In a long-awaited biography, British saxophonist and jazz historian Simon Spillett examines the music and life of Tubby Hayes in The Long Shadow of the Little Giant. Spillett details the development of the British modern jazz scene and Hayes’ primary role within it, and also tells of Hayes’ addictive tendencies and messy personal life. In his review, Thomas Cunniffe calls this book one of the best biographies he’s read in years.
When arrangers set a piece by another composer, they can adapt it in several ways, In this month’s instrumental CD reviews, Thomas Cunniffe explores how Ben Markley, Mark Masters, Chris Washburne and Tina Raymond have adapted other composers works to create their own artistic statements.
Tenor saxophonist Tubby Hayes has been nearly forgotten in the United States, but in the United Kingdom, he is revered as one of the greatest jazz musicians Britain ever produced. Hayes died over 40 years ago, but his legacy has been kept alive through an avalanche of live and unissued Hayes recordings issued in the past decade. In this expanded Retro Review. Thomas Cunniffe examines the wide-ranging music of this sometimes neglected giant.
This month’s instrumental CD reviews collect a stunning tribute to Hank Mobley by fellow tenor man Eli Degibri, a quintet recording featuring trumpeter Brad Goode and tenor saxophonist Ernie Watts, and a lovely ballad-drenched album with trombonist Steve Turre. Thomas Cunniffe offers his thoughts on these three new releases.
Resonance Records’ latest Wes Montgomery issue will not be new to seasoned fans. The guitarist’s 1965 Paris concert has been available as a bootleg for many years. However, Resonance’s edition offers the concert in its entirety, mastered from the original ORTF master tapes. It is also the first legitimate release of this material. Thomas Cunniffe reviews the recording, which also features Harold Mabern, Arthur Harper, Jimmy Lovelace and Johnny Griffin.
The five vocalists featured in this month’s CD reviews offer something for everyone. Alyssa Allgood impresses with her sophomore disc, Exactly Like You, Mark Winkler and Cheryl Bentyne celebrate 1959 in Greenwich Village on ‘Eastern Standard Time, Bob Dorough offers quirky takes on well-known songs on But for Now and Judy Niemack collaborates with Jim McNeely and the DR Big Band for a multi-faceted salute to New York. Thomas Cunniffe provides the details.
Jazz History Online marks the new year with a summation of the year just passed. Thomas Cunniffe’s Sidetracks essay discusses the highlights of concerts, books, DVDs, films, and CDs of 2014, and bids farewell to many great musicians who left our world in the past 12 months.

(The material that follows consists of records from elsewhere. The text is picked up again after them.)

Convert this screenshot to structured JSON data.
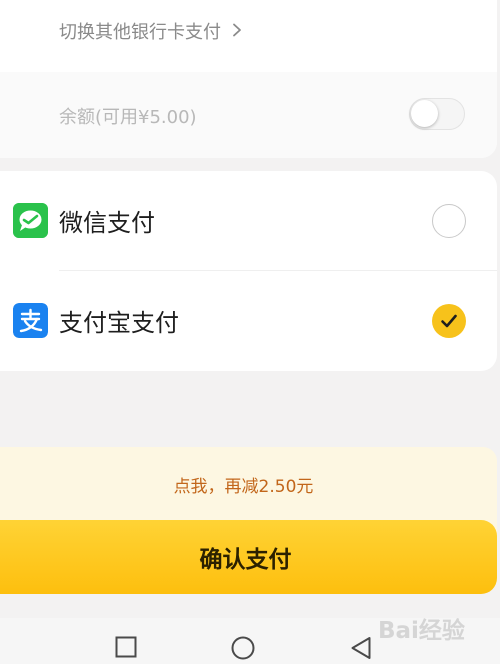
{
  "bank_card": {
    "switch_label": "切换其他银行卡支付"
  },
  "balance": {
    "label": "余额(可用¥5.00)",
    "enabled": false
  },
  "payment_methods": [
    {
      "id": "wechat",
      "label": "微信支付",
      "icon": "wechat-pay-icon",
      "selected": false
    },
    {
      "id": "alipay",
      "label": "支付宝支付",
      "icon": "alipay-icon",
      "selected": true
    }
  ],
  "promo": {
    "text": "点我，再减2.50元"
  },
  "confirm": {
    "label": "确认支付"
  },
  "navigation": {
    "buttons": [
      "recent-apps-icon",
      "home-icon",
      "back-icon"
    ]
  },
  "watermark": {
    "text": "Bai经验"
  },
  "colors": {
    "accent": "#f7c21b",
    "button": "#fdc514",
    "wechat_green": "#2ac24b",
    "alipay_blue": "#1a82f0",
    "promo_text": "#c2661a"
  }
}
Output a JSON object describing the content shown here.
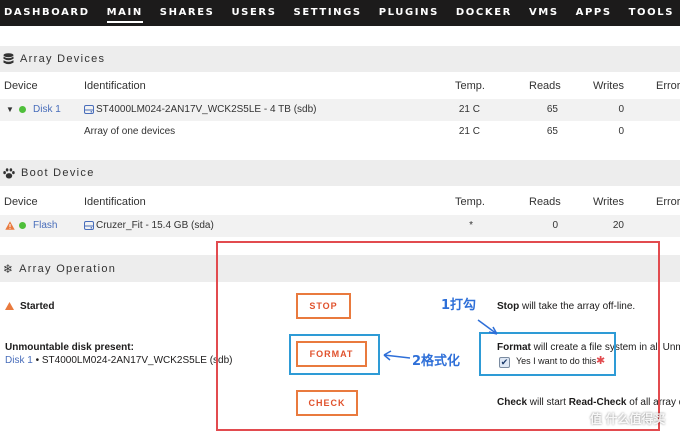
{
  "nav": {
    "items": [
      "DASHBOARD",
      "MAIN",
      "SHARES",
      "USERS",
      "SETTINGS",
      "PLUGINS",
      "DOCKER",
      "VMS",
      "APPS",
      "TOOLS"
    ],
    "active": "MAIN"
  },
  "array_devices": {
    "title": "Array Devices",
    "headers": {
      "device": "Device",
      "identification": "Identification",
      "temp": "Temp.",
      "reads": "Reads",
      "writes": "Writes",
      "errors": "Errors"
    },
    "rows": [
      {
        "device": "Disk 1",
        "identification": "ST4000LM024-2AN17V_WCK2S5LE - 4 TB (sdb)",
        "temp": "21 C",
        "reads": "65",
        "writes": "0"
      },
      {
        "device": "",
        "identification": "Array of one devices",
        "temp": "21 C",
        "reads": "65",
        "writes": "0"
      }
    ]
  },
  "boot_device": {
    "title": "Boot Device",
    "headers": {
      "device": "Device",
      "identification": "Identification",
      "temp": "Temp.",
      "reads": "Reads",
      "writes": "Writes",
      "errors": "Errors"
    },
    "rows": [
      {
        "device": "Flash",
        "identification": "Cruzer_Fit - 15.4 GB (sda)",
        "temp": "*",
        "reads": "0",
        "writes": "20"
      }
    ]
  },
  "array_operation": {
    "title": "Array Operation",
    "status": "Started",
    "stop": {
      "label": "STOP",
      "strong": "Stop",
      "desc": " will take the array off-line."
    },
    "unmountable": {
      "heading": "Unmountable disk present:",
      "disk_link": "Disk 1",
      "disk_rest": " • ST4000LM024-2AN17V_WCK2S5LE (sdb)"
    },
    "format": {
      "label": "FORMAT",
      "strong": "Format",
      "desc": " will create a file system in all Unmountable",
      "confirm_label": "Yes I want to do this",
      "confirm_checked": true
    },
    "check": {
      "label": "CHECK",
      "strong": "Check",
      "desc_mid": " will start ",
      "strong2": "Read-Check",
      "desc_end": " of all array disks"
    }
  },
  "annotations": {
    "check_hint": "1打勾",
    "format_hint": "2格式化"
  },
  "watermark": "值 什么值得买",
  "colors": {
    "accent": "#e97a3e",
    "annotation_red": "#e24b4f",
    "annotation_blue": "#2e9bd6",
    "link": "#486dba",
    "status_green": "#4fbf3b"
  }
}
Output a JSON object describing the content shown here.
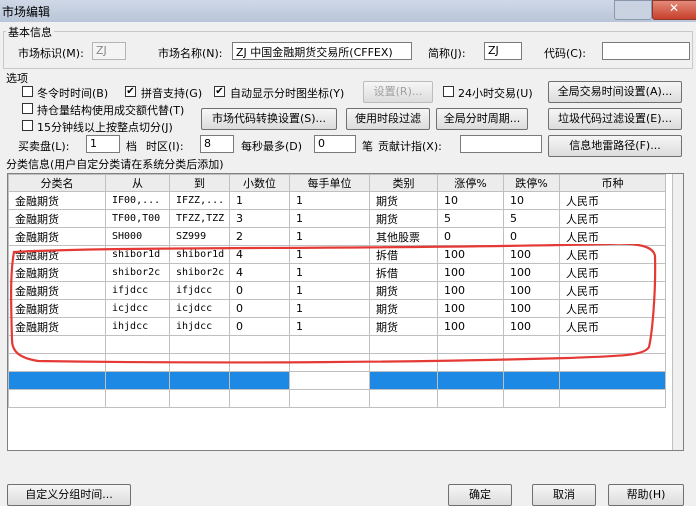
{
  "window": {
    "title": "市场编辑"
  },
  "basic_info": {
    "group_label": "基本信息",
    "market_id_label": "市场标识(M):",
    "market_id_value": "ZJ",
    "market_name_label": "市场名称(N):",
    "market_name_value": "ZJ 中国金融期货交易所(CFFEX)",
    "short_name_label": "简称(J):",
    "short_name_value": "ZJ",
    "code_label": "代码(C):",
    "code_value": ""
  },
  "options": {
    "group_label": "选项",
    "cb_winter_time": {
      "label": "冬令时时间(B)",
      "checked": false
    },
    "cb_pinyin": {
      "label": "拼音支持(G)",
      "checked": true
    },
    "cb_auto_coord": {
      "label": "自动显示分时图坐标(Y)",
      "checked": true
    },
    "btn_settings": "设置(R)...",
    "cb_24h": {
      "label": "24小时交易(U)",
      "checked": false
    },
    "btn_global_trade_time": "全局交易时间设置(A)...",
    "cb_position_volume": {
      "label": "持仓量结构使用成交额代替(T)",
      "checked": false
    },
    "cb_15min": {
      "label": "15分钟线以上按整点切分(J)",
      "checked": false
    },
    "btn_code_convert": "市场代码转换设置(S)...",
    "btn_time_filter": "使用时段过滤",
    "btn_global_period": "全局分时周期...",
    "btn_junk_filter": "垃圾代码过滤设置(E)...",
    "buysell_label": "买卖盘(L):",
    "buysell_value": "1",
    "buysell_unit": "档",
    "timezone_label": "时区(I):",
    "timezone_value": "8",
    "per_second_label": "每秒最多(D)",
    "per_second_value": "0",
    "per_second_unit": "笔",
    "contribution_label": "贡献计指(X):",
    "contribution_value": "",
    "btn_info_mine": "信息地雷路径(F)..."
  },
  "category": {
    "group_label": "分类信息(用户自定分类请在系统分类后添加)",
    "headers": [
      "分类名",
      "从",
      "到",
      "小数位",
      "每手单位",
      "类别",
      "涨停%",
      "跌停%",
      "币种"
    ],
    "rows": [
      [
        "金融期货",
        "IF00,...",
        "IFZZ,...",
        "1",
        "1",
        "期货",
        "10",
        "10",
        "人民币"
      ],
      [
        "金融期货",
        "TF00,T00",
        "TFZZ,TZZ",
        "3",
        "1",
        "期货",
        "5",
        "5",
        "人民币"
      ],
      [
        "金融期货",
        "SH000",
        "SZ999",
        "2",
        "1",
        "其他股票",
        "0",
        "0",
        "人民币"
      ],
      [
        "金融期货",
        "shibor1d",
        "shibor1d",
        "4",
        "1",
        "拆借",
        "100",
        "100",
        "人民币"
      ],
      [
        "金融期货",
        "shibor2c",
        "shibor2c",
        "4",
        "1",
        "拆借",
        "100",
        "100",
        "人民币"
      ],
      [
        "金融期货",
        "ifjdcc",
        "ifjdcc",
        "0",
        "1",
        "期货",
        "100",
        "100",
        "人民币"
      ],
      [
        "金融期货",
        "icjdcc",
        "icjdcc",
        "0",
        "1",
        "期货",
        "100",
        "100",
        "人民币"
      ],
      [
        "金融期货",
        "ihjdcc",
        "ihjdcc",
        "0",
        "1",
        "期货",
        "100",
        "100",
        "人民币"
      ]
    ],
    "empty_rows": 4
  },
  "footer": {
    "btn_custom_group": "自定义分组时间...",
    "btn_ok": "确定",
    "btn_cancel": "取消",
    "btn_help": "帮助(H)"
  },
  "colors": {
    "selection": "#1e88e5",
    "annotation": "#e53935"
  }
}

In the latest installment of his ongoing series Tales From Prague, Skip Wilkins tells about the various jazz clubs in the city. One hosted a jam session with a sitting US President (guess which one). Several cater to the local jazz fans while others attract international tourists. Includes several photos of the venues.

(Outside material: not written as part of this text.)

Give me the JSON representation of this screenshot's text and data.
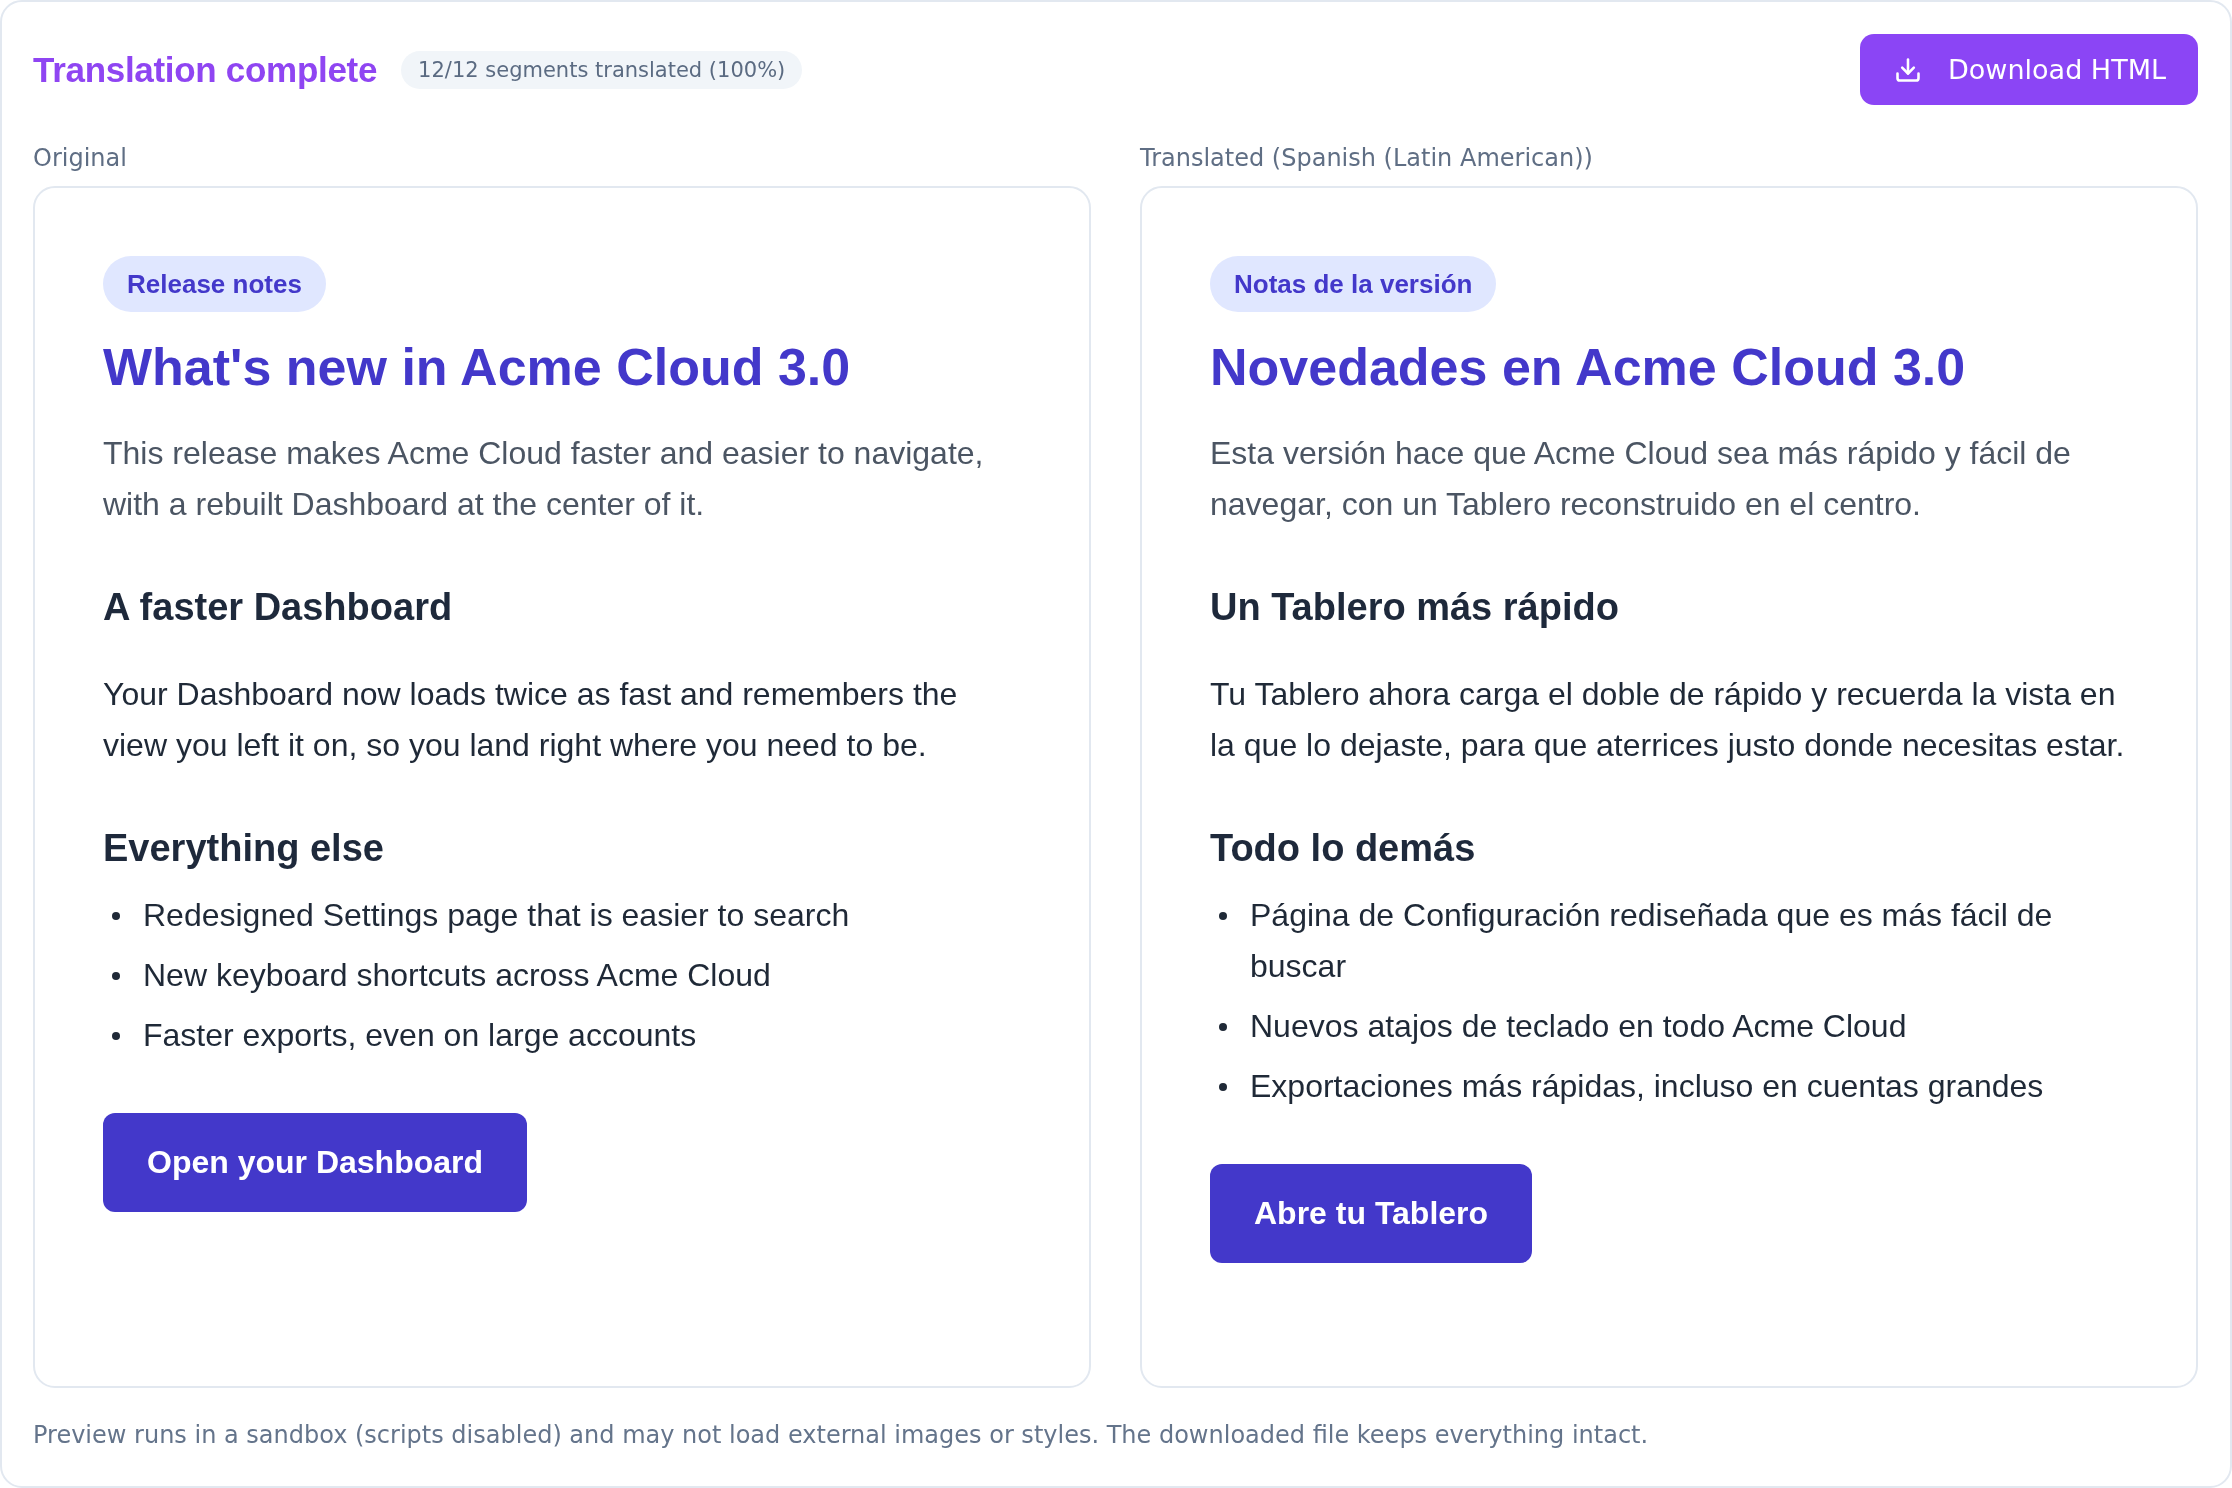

Every month, the JHO mailbox is stuffed with more CDs that we can possibly review. In what has become as much of a holiday tradition, here are capsule reviews of worthy vocal and instrumental discs that we couldn’t bear to leave on the shelf. Featured artists include Jackie Allen, Randy Brecker, Sara Caswell, Sinne Eeg, Mark Guiliana, Sarah Jerrom, Lauren Kinhan, Dave Liebman, Chuck Owen, Roswell Rudd, Martial Solal, and Fay Victor.
One of the finest ensembles of the 1970s was the Los Angeles big band co-led by Toshiko Akiyoshi and Lew Tabackin. Their double LP, Road Time documented their 1976 tour of Japan, and netted the group a Grammy nomination. Amy Duncan examines this out-of-print classic in this month’s Retro Review.
In the first installment of his ongoing series Tales From Prague, Skip Wilkins tells of his first experiences playing in Europe, the summer jazz workshop in North Bohemia where he teaches, and his quintet, comprised of American and Czech musicians.